The beauty of the objects, the colouring, the patterns, the artistry, at a glance seem to remove them from what ought to be an unremarkable routine and practical function.

In rural Malawi, however, there is a subliminal beauty, too, in the prettily crafted reusable sanitary pads as they are part of an effective strategy to give women a better chance in life and free them from the taboos that limit them.

As Nick Schonfeld writes on Julia Gunther’s website: “In Malawi, a sanitary pad can determine if a girl stays in school, if a woman keeps her job or if she manages to grow enough food to feed herself and her family.”

It is sobering that girls or young women who cannot afford the prohibitively expensive and hard to come by disposable pads, can miss out on as much as 20 percent of their school year, or risk being fired for staying home from work.
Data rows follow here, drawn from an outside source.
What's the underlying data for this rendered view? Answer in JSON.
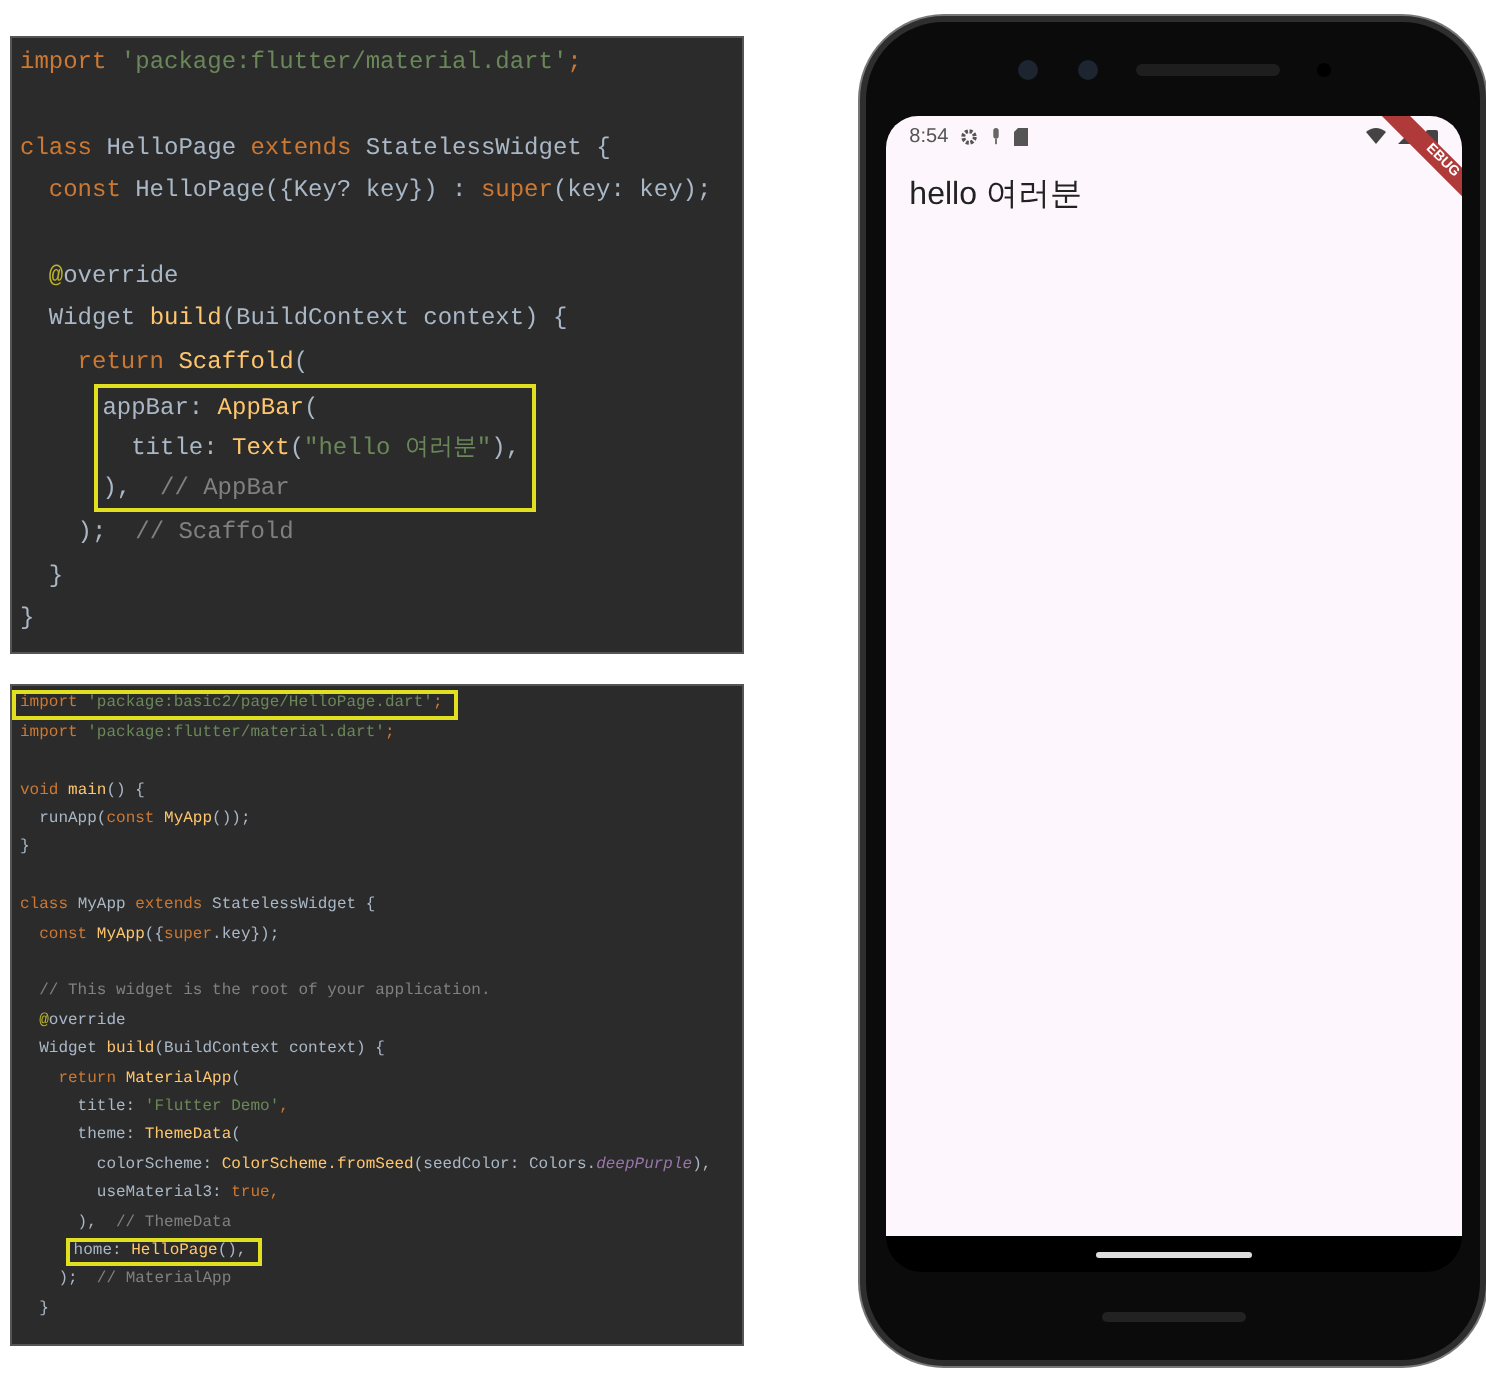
{
  "editors": [
    {
      "kind": "large",
      "lines": [
        {
          "kind": "code",
          "highlighted": false,
          "segments": [
            {
              "text": "import",
              "kind": "keyword"
            },
            {
              "text": " 'package:flutter/material.dart'",
              "kind": "string"
            },
            {
              "text": ";",
              "kind": "keyword"
            }
          ]
        },
        {
          "kind": "blank"
        },
        {
          "kind": "code",
          "highlighted": false,
          "segments": [
            {
              "text": "class ",
              "kind": "keyword"
            },
            {
              "text": "HelloPage ",
              "kind": "plain"
            },
            {
              "text": "extends ",
              "kind": "keyword"
            },
            {
              "text": "StatelessWidget {",
              "kind": "plain"
            }
          ]
        },
        {
          "kind": "code",
          "highlighted": false,
          "segments": [
            {
              "text": "  const ",
              "kind": "keyword"
            },
            {
              "text": "HelloPage({Key? key}) : ",
              "kind": "plain"
            },
            {
              "text": "super",
              "kind": "keyword"
            },
            {
              "text": "(key: key);",
              "kind": "plain"
            }
          ]
        },
        {
          "kind": "blank"
        },
        {
          "kind": "code",
          "highlighted": false,
          "segments": [
            {
              "text": "  @",
              "kind": "annotation"
            },
            {
              "text": "override",
              "kind": "plain"
            }
          ]
        },
        {
          "kind": "code",
          "highlighted": false,
          "segments": [
            {
              "text": "  Widget ",
              "kind": "plain"
            },
            {
              "text": "build",
              "kind": "call"
            },
            {
              "text": "(BuildContext context) {",
              "kind": "plain"
            }
          ]
        },
        {
          "kind": "code",
          "highlighted": false,
          "segments": [
            {
              "text": "    return ",
              "kind": "keyword"
            },
            {
              "text": "Scaffold",
              "kind": "call"
            },
            {
              "text": "(",
              "kind": "plain"
            }
          ]
        },
        {
          "kind": "code",
          "highlighted": true,
          "segments": [
            {
              "text": "      appBar: ",
              "kind": "plain"
            },
            {
              "text": "AppBar",
              "kind": "call"
            },
            {
              "text": "(",
              "kind": "plain"
            }
          ]
        },
        {
          "kind": "code",
          "highlighted": true,
          "segments": [
            {
              "text": "        title: ",
              "kind": "plain"
            },
            {
              "text": "Text",
              "kind": "call"
            },
            {
              "text": "(",
              "kind": "plain"
            },
            {
              "text": "\"hello 여러분\"",
              "kind": "string"
            },
            {
              "text": "),",
              "kind": "plain"
            }
          ]
        },
        {
          "kind": "code",
          "highlighted": true,
          "segments": [
            {
              "text": "      ),",
              "kind": "plain"
            },
            {
              "text": "  // AppBar",
              "kind": "comment"
            }
          ]
        },
        {
          "kind": "code",
          "highlighted": false,
          "segments": [
            {
              "text": "    );",
              "kind": "plain"
            },
            {
              "text": "  // Scaffold",
              "kind": "comment"
            }
          ]
        },
        {
          "kind": "code",
          "highlighted": false,
          "segments": [
            {
              "text": "  }",
              "kind": "plain"
            }
          ]
        },
        {
          "kind": "code",
          "highlighted": false,
          "segments": [
            {
              "text": "}",
              "kind": "plain"
            }
          ]
        }
      ]
    },
    {
      "kind": "small",
      "lines": [
        {
          "kind": "code",
          "highlighted": true,
          "segments": [
            {
              "text": "import",
              "kind": "keyword"
            },
            {
              "text": " 'package:basic2/page/HelloPage.dart'",
              "kind": "string"
            },
            {
              "text": ";",
              "kind": "keyword"
            }
          ]
        },
        {
          "kind": "code",
          "highlighted": false,
          "segments": [
            {
              "text": "import",
              "kind": "keyword"
            },
            {
              "text": " 'package:flutter/material.dart'",
              "kind": "string"
            },
            {
              "text": ";",
              "kind": "keyword"
            }
          ]
        },
        {
          "kind": "blank"
        },
        {
          "kind": "code",
          "highlighted": false,
          "segments": [
            {
              "text": "void ",
              "kind": "keyword"
            },
            {
              "text": "main",
              "kind": "call"
            },
            {
              "text": "() {",
              "kind": "plain"
            }
          ]
        },
        {
          "kind": "code",
          "highlighted": false,
          "segments": [
            {
              "text": "  runApp(",
              "kind": "plain"
            },
            {
              "text": "const ",
              "kind": "keyword"
            },
            {
              "text": "MyApp",
              "kind": "call"
            },
            {
              "text": "());",
              "kind": "plain"
            }
          ]
        },
        {
          "kind": "code",
          "highlighted": false,
          "segments": [
            {
              "text": "}",
              "kind": "plain"
            }
          ]
        },
        {
          "kind": "blank"
        },
        {
          "kind": "code",
          "highlighted": false,
          "segments": [
            {
              "text": "class ",
              "kind": "keyword"
            },
            {
              "text": "MyApp ",
              "kind": "plain"
            },
            {
              "text": "extends ",
              "kind": "keyword"
            },
            {
              "text": "StatelessWidget {",
              "kind": "plain"
            }
          ]
        },
        {
          "kind": "code",
          "highlighted": false,
          "segments": [
            {
              "text": "  const ",
              "kind": "keyword"
            },
            {
              "text": "MyApp",
              "kind": "call"
            },
            {
              "text": "({",
              "kind": "plain"
            },
            {
              "text": "super",
              "kind": "keyword"
            },
            {
              "text": ".key});",
              "kind": "plain"
            }
          ]
        },
        {
          "kind": "blank"
        },
        {
          "kind": "code",
          "highlighted": false,
          "segments": [
            {
              "text": "  // This widget is the root of your application.",
              "kind": "comment"
            }
          ]
        },
        {
          "kind": "code",
          "highlighted": false,
          "segments": [
            {
              "text": "  @",
              "kind": "annotation"
            },
            {
              "text": "override",
              "kind": "plain"
            }
          ]
        },
        {
          "kind": "code",
          "highlighted": false,
          "segments": [
            {
              "text": "  Widget ",
              "kind": "plain"
            },
            {
              "text": "build",
              "kind": "call"
            },
            {
              "text": "(BuildContext context) {",
              "kind": "plain"
            }
          ]
        },
        {
          "kind": "code",
          "highlighted": false,
          "segments": [
            {
              "text": "    return ",
              "kind": "keyword"
            },
            {
              "text": "MaterialApp",
              "kind": "call"
            },
            {
              "text": "(",
              "kind": "plain"
            }
          ]
        },
        {
          "kind": "code",
          "highlighted": false,
          "segments": [
            {
              "text": "      title: ",
              "kind": "plain"
            },
            {
              "text": "'Flutter Demo'",
              "kind": "string"
            },
            {
              "text": ",",
              "kind": "keyword"
            }
          ]
        },
        {
          "kind": "code",
          "highlighted": false,
          "segments": [
            {
              "text": "      theme: ",
              "kind": "plain"
            },
            {
              "text": "ThemeData",
              "kind": "call"
            },
            {
              "text": "(",
              "kind": "plain"
            }
          ]
        },
        {
          "kind": "code",
          "highlighted": false,
          "segments": [
            {
              "text": "        colorScheme: ",
              "kind": "plain"
            },
            {
              "text": "ColorScheme.fromSeed",
              "kind": "call"
            },
            {
              "text": "(seedColor: Colors.",
              "kind": "plain"
            },
            {
              "text": "deepPurple",
              "kind": "field"
            },
            {
              "text": "),",
              "kind": "plain"
            }
          ]
        },
        {
          "kind": "code",
          "highlighted": false,
          "segments": [
            {
              "text": "        useMaterial3: ",
              "kind": "plain"
            },
            {
              "text": "true",
              "kind": "keyword"
            },
            {
              "text": ",",
              "kind": "keyword"
            }
          ]
        },
        {
          "kind": "code",
          "highlighted": false,
          "segments": [
            {
              "text": "      ),",
              "kind": "plain"
            },
            {
              "text": "  // ThemeData",
              "kind": "comment"
            }
          ]
        },
        {
          "kind": "code",
          "highlighted": true,
          "segments": [
            {
              "text": "      home: ",
              "kind": "plain"
            },
            {
              "text": "HelloPage",
              "kind": "call"
            },
            {
              "text": "(),",
              "kind": "plain"
            }
          ]
        },
        {
          "kind": "code",
          "highlighted": false,
          "segments": [
            {
              "text": "    );",
              "kind": "plain"
            },
            {
              "text": "  // MaterialApp",
              "kind": "comment"
            }
          ]
        },
        {
          "kind": "code",
          "highlighted": false,
          "segments": [
            {
              "text": "  }",
              "kind": "plain"
            }
          ]
        }
      ]
    }
  ],
  "phone": {
    "status_bar": {
      "time": "8:54"
    },
    "debug_banner": "EBUG",
    "body_text": "hello 여러분"
  }
}
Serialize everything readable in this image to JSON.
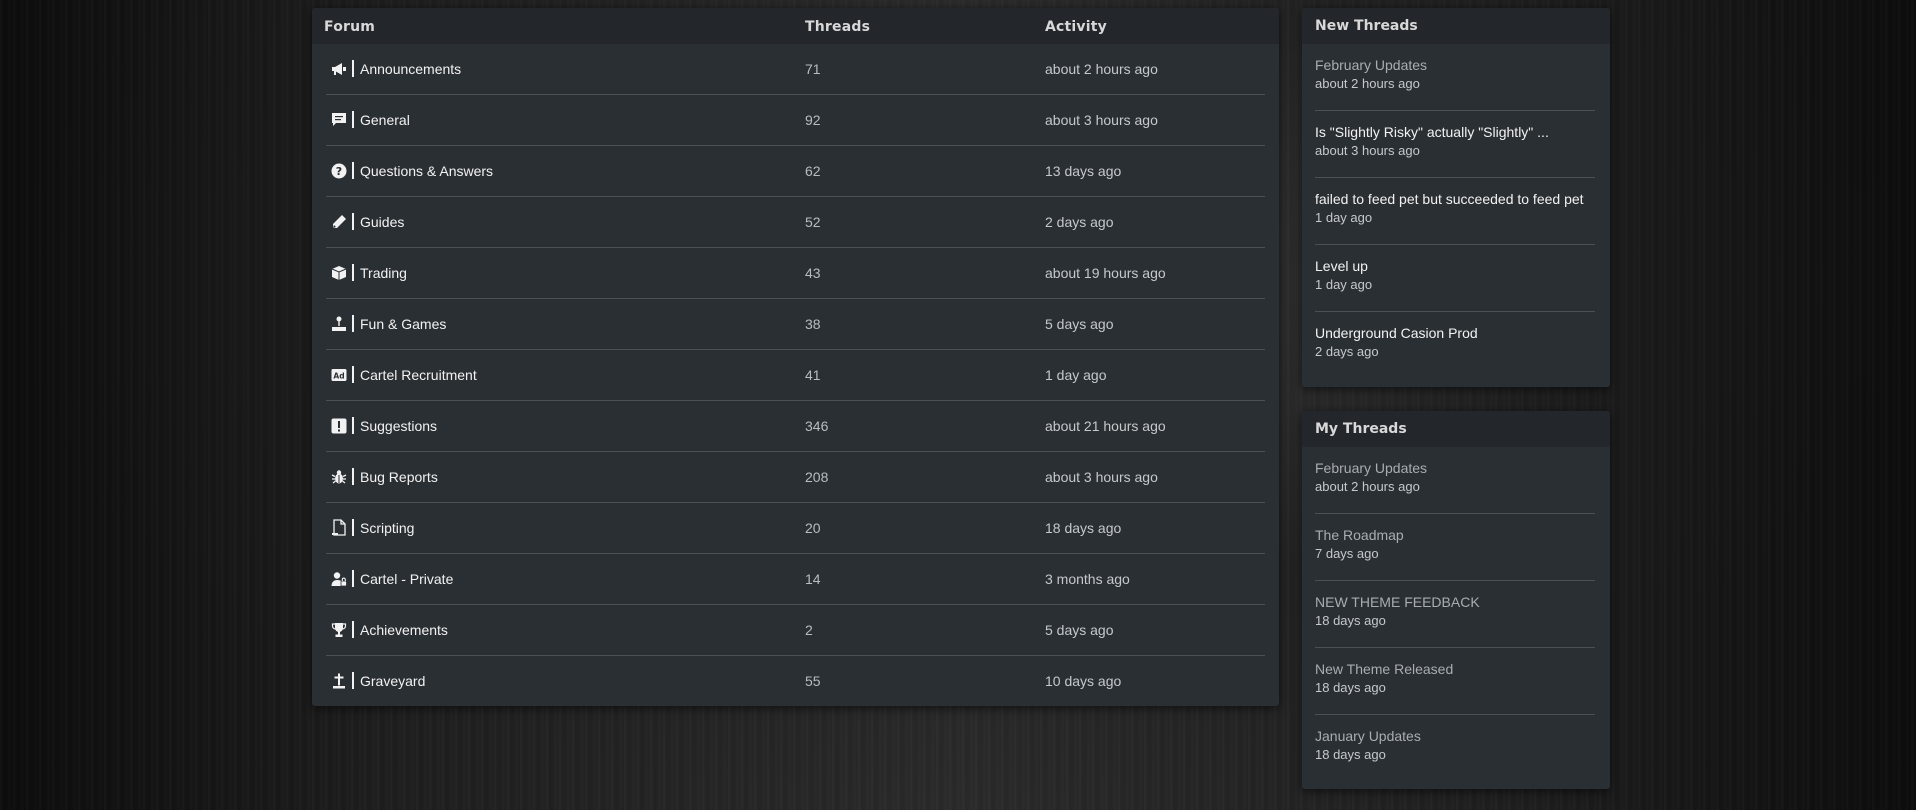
{
  "forum_table": {
    "headers": {
      "forum": "Forum",
      "threads": "Threads",
      "activity": "Activity"
    },
    "rows": [
      {
        "name": "Announcements",
        "threads": "71",
        "activity": "about 2 hours ago",
        "icon": "megaphone-icon"
      },
      {
        "name": "General",
        "threads": "92",
        "activity": "about 3 hours ago",
        "icon": "chat-bubble-icon"
      },
      {
        "name": "Questions & Answers",
        "threads": "62",
        "activity": "13 days ago",
        "icon": "question-circle-icon"
      },
      {
        "name": "Guides",
        "threads": "52",
        "activity": "2 days ago",
        "icon": "pencil-icon"
      },
      {
        "name": "Trading",
        "threads": "43",
        "activity": "about 19 hours ago",
        "icon": "box-icon"
      },
      {
        "name": "Fun & Games",
        "threads": "38",
        "activity": "5 days ago",
        "icon": "joystick-icon"
      },
      {
        "name": "Cartel Recruitment",
        "threads": "41",
        "activity": "1 day ago",
        "icon": "ad-icon"
      },
      {
        "name": "Suggestions",
        "threads": "346",
        "activity": "about 21 hours ago",
        "icon": "exclamation-square-icon"
      },
      {
        "name": "Bug Reports",
        "threads": "208",
        "activity": "about 3 hours ago",
        "icon": "bug-icon"
      },
      {
        "name": "Scripting",
        "threads": "20",
        "activity": "18 days ago",
        "icon": "script-file-icon"
      },
      {
        "name": "Cartel - Private",
        "threads": "14",
        "activity": "3 months ago",
        "icon": "user-lock-icon"
      },
      {
        "name": "Achievements",
        "threads": "2",
        "activity": "5 days ago",
        "icon": "trophy-icon"
      },
      {
        "name": "Graveyard",
        "threads": "55",
        "activity": "10 days ago",
        "icon": "grave-cross-icon"
      }
    ]
  },
  "new_threads": {
    "title": "New Threads",
    "items": [
      {
        "title": "February Updates",
        "time": "about 2 hours ago",
        "style": "muted"
      },
      {
        "title": "Is \"Slightly Risky\" actually \"Slightly\" ...",
        "time": "about 3 hours ago",
        "style": "bright"
      },
      {
        "title": "failed to feed pet but succeeded to feed pet",
        "time": "1 day ago",
        "style": "bright"
      },
      {
        "title": "Level up",
        "time": "1 day ago",
        "style": "bright"
      },
      {
        "title": "Underground Casion Prod",
        "time": "2 days ago",
        "style": "bright"
      }
    ]
  },
  "my_threads": {
    "title": "My Threads",
    "items": [
      {
        "title": "February Updates",
        "time": "about 2 hours ago",
        "style": "muted"
      },
      {
        "title": "The Roadmap",
        "time": "7 days ago",
        "style": "muted"
      },
      {
        "title": "NEW THEME FEEDBACK",
        "time": "18 days ago",
        "style": "muted"
      },
      {
        "title": "New Theme Released",
        "time": "18 days ago",
        "style": "muted"
      },
      {
        "title": "January Updates",
        "time": "18 days ago",
        "style": "muted"
      }
    ]
  },
  "colors": {
    "panel_bg": "#2a2f34",
    "header_bg": "#23272b",
    "divider": "#4a5056",
    "text_bright": "#f2f2f2",
    "text_muted": "#a9adb1"
  }
}
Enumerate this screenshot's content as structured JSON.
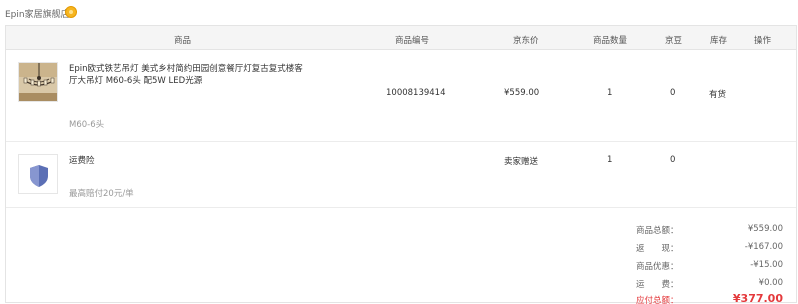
{
  "shop": {
    "name": "Epin家居旗舰店",
    "badge_icon": "gold-medal-icon"
  },
  "table": {
    "headers": {
      "product": "商品",
      "sku": "商品编号",
      "price": "京东价",
      "qty": "商品数量",
      "beans": "京豆",
      "stock": "库存",
      "ops": "操作"
    },
    "rows": [
      {
        "name": "Epin欧式铁艺吊灯 美式乡村简约田园创意餐厅灯复古复式楼客厅大吊灯 M60-6头 配5W LED光源",
        "spec": "M60-6头",
        "sku": "10008139414",
        "price": "¥559.00",
        "qty": "1",
        "beans": "0",
        "stock": "有货",
        "thumb_icon": "chandelier-image"
      },
      {
        "name": "运费险",
        "spec": "最高赔付20元/单",
        "sku": "",
        "price": "卖家赠送",
        "qty": "1",
        "beans": "0",
        "stock": "",
        "thumb_icon": "shield-icon"
      }
    ]
  },
  "summary": {
    "goods_total_label": "商品总额：",
    "goods_total": "¥559.00",
    "cashback_label": "返　　现：",
    "cashback": "-¥167.00",
    "discount_label": "商品优惠：",
    "discount": "-¥15.00",
    "shipping_label": "运　　费：",
    "shipping": "¥0.00",
    "payable_label": "应付总额：",
    "payable": "¥377.00"
  },
  "colors": {
    "accent_red": "#e4393c",
    "header_bg": "#f5f5f5",
    "shield_blue": "#5b6fb5"
  }
}
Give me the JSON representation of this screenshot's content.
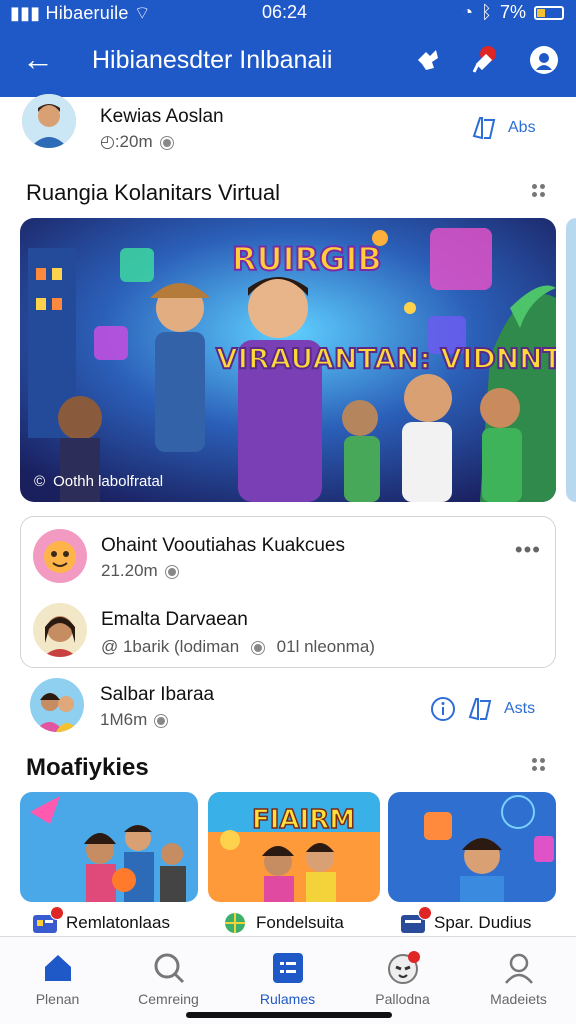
{
  "status": {
    "carrier": "Hibaeruile",
    "time": "06:24",
    "battery": "7%"
  },
  "header": {
    "title": "Hibianesdter Inlbanaii"
  },
  "colors": {
    "brand": "#1f58c7",
    "accent": "#2c6ed6",
    "badge": "#e02525"
  },
  "top_row": {
    "name": "Kewias Aoslan",
    "meta": "◴:20m",
    "action": "Abs"
  },
  "section1": {
    "title": "Ruangia Kolanitars Virtual"
  },
  "banner": {
    "headline_top": "RUIRGIB",
    "headline": "VIRAUANTAN: VIDNNTAS!",
    "caption": "Oothh labolfratal"
  },
  "card": {
    "items": [
      {
        "name": "Ohaint Vooutiahas Kuakcues",
        "meta": "21.20m"
      },
      {
        "name": "Emalta Darvaean",
        "meta_prefix": "@ 1barik (lodiman",
        "meta_suffix": "01l nleonma)"
      }
    ]
  },
  "row3": {
    "name": "Salbar Ibaraa",
    "meta": "1M6m",
    "action": "Asts"
  },
  "section2": {
    "title": "Moafiykies"
  },
  "thumbs": [
    {
      "label": "Remlatonlaas",
      "banner_text": ""
    },
    {
      "label": "Fondelsuita",
      "banner_text": "FIAIRM"
    },
    {
      "label": "Spar. Dudius",
      "banner_text": ""
    }
  ],
  "nav": [
    {
      "label": "Plenan",
      "icon": "home-icon",
      "active": false
    },
    {
      "label": "Cemreing",
      "icon": "search-icon",
      "active": false
    },
    {
      "label": "Rulames",
      "icon": "grid-icon",
      "active": true
    },
    {
      "label": "Pallodna",
      "icon": "alien-icon",
      "active": false
    },
    {
      "label": "Madeiets",
      "icon": "person-icon",
      "active": false
    }
  ]
}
And if they cannot afford the disposable products, Schonfeld writes, many women resort to “crude, homemade alternatives such as rags, banana fibres, mattress foam or toilet paper, improvised and often unhygienic quick fixes which lead to embarrassing leaks and recurrent infections”.

In a recent feature on Gunther’s work, Priscilla Frank, arts writer on the Huffington Post, noted that, in Malawi “a single sanitary pad costs roughly a day’s pay”.

There’s another element to the reusable pad; they are designed, tailored and sold by young women, further enhancing the slow but sure drive to reverse gender discrimination. Each “School Girl Pack” featuring three washable pads and a pair of underwear sells for around $3.50.

Gunther, well-known to Weekend Argus readers for her photo essays on topics ranging from the Black Mamba Anti-Poaching Unit to lesbians living in Khayelitsha (all part of her ongoing Proud Women of Africa series), heard about the Malawian project from a friend.

“It focuses on trying to create sustainable projects which not only help the children in the short term but also try to better their position in society - in the case of the reusable sanitary pads, enabling girls to stay in school, while also providing a reliable source of income. This seemed to me a good example of the right kind of aid,” she said.

The project is run by Green Malata Entrepreneurial Village, set up by the Children’s Fund of Malawi, a Dutch charity, to teach children, mostly orphans between 14 and 19, tangible skills such as tailoring, welding, or carpentry.

“Most can’t afford to go to school, or have been forced to drop out, leaving them with little means of survival in a country that ranks as one of the poorest in the world,” Gunther said.

It is a society in which, for women, the effects of poverty are exacerbated by gender discrimination.

Gunther noted that “in Malawi, as in many countries, menstruation is a taboo not so much in the sense that nobody talks about it, but that women are ridiculed and discriminated against while on their period”. For those who can’t afford disposable pads, the only option is to “stay home from school or work”.

Berlin-born Gunther started out as a cinematographer, but in tandem with stills photography. It was on her first visit to South Africa in 2008, while working for a production company in Cape Town, that she channelled the power of the fixed image into an extended project to celebrate the strength, pride, resourcefulness and stamina of women in Africa.

Her latest Malawian venture was a bit different, yet “for me, the spirit of the pictures remains the same: a positive, aspirational approach to a serious subject, something that Africa needs more of and, at the same time, a counter to the image of Africa and Africans as being helpless”.

Gunther acknowledged that while the girls she photographed were “very shy, and found it hard to talk about menstruation and how they dealt with it”, this had “as much to do with their age, as with the topic”.

Malawi’s constitution guaranteed women equal rights, “but in reality women remain disadvantaged in many aspects of daily life”, particularly in lacking access to education, employment and healthcare, and often being dependent on husbands, fathers or brothers.

This made schooling a primary route to empowerment and self-reliance, underscoring the value of reusable sanitary pads in “giving women the independence they deserve”.

Gunther added: “For me the main aim with this story is to illustrate how a seemingly incongruous object, like a sanitary pad, can significantly impact the lives of young women. It’s an item we take for granted in the West, but it can make or break the future of someone in a developing country.”

For more information, or to help, visit www.childrensfundmalawi.com or facebook.com/ChildrensFundofMalawi/